━━━ Exercise inputs
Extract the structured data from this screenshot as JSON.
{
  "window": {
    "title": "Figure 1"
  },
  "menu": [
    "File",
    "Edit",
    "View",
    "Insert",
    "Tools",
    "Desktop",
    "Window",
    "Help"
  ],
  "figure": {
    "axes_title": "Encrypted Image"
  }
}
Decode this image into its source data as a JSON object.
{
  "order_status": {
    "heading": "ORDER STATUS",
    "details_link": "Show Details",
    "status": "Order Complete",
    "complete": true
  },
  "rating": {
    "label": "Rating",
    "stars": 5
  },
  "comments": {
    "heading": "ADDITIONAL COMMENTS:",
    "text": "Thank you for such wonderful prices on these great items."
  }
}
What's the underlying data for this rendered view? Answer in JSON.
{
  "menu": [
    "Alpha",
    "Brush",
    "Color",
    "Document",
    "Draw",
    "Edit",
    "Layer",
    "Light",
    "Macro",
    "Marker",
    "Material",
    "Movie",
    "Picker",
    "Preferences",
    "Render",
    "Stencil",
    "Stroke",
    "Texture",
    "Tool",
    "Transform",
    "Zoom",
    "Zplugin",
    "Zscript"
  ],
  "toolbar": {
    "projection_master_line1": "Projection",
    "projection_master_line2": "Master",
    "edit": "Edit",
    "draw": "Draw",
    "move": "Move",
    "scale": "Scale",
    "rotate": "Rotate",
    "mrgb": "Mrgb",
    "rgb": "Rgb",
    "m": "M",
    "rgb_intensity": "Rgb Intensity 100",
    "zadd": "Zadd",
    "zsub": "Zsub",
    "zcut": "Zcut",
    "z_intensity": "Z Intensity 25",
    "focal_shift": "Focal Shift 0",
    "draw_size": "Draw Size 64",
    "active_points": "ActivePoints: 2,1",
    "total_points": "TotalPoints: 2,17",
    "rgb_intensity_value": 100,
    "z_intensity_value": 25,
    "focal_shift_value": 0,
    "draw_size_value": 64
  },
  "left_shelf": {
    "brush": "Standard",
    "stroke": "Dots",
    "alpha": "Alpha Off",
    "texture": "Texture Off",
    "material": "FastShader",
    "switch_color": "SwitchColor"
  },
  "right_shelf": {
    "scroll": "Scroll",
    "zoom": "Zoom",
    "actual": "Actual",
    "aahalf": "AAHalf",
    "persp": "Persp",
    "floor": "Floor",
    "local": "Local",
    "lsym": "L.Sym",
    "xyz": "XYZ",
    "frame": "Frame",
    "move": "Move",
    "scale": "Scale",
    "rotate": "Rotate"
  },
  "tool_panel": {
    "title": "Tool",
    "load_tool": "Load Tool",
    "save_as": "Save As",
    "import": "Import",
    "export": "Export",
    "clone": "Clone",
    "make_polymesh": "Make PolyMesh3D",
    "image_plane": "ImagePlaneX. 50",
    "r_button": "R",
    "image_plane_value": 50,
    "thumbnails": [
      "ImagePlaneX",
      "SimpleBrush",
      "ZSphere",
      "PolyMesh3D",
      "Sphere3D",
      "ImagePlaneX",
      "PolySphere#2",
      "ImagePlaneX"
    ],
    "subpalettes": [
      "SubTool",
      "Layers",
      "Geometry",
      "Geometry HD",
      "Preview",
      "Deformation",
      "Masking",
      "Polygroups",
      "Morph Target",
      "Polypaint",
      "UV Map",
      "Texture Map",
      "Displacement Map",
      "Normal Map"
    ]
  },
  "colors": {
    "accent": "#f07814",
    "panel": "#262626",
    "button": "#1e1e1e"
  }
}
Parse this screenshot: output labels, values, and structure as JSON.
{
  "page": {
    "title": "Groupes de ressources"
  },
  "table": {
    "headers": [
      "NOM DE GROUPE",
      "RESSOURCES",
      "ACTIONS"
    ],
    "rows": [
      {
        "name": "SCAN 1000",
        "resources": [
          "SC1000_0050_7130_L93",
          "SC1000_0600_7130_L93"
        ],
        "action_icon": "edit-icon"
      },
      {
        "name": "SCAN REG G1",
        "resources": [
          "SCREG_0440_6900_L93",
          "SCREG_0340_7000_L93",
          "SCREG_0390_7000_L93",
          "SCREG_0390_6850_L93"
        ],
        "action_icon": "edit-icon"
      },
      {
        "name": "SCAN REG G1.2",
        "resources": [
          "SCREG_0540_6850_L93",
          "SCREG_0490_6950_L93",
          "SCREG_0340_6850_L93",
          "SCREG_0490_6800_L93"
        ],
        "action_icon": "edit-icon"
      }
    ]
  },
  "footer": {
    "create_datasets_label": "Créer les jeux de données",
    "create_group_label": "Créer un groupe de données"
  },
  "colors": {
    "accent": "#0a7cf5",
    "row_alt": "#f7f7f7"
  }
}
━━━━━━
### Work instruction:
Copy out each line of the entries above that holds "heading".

### Written answer:
    "heading": "ORDER STATUS",
    "heading": "ADDITIONAL COMMENTS:",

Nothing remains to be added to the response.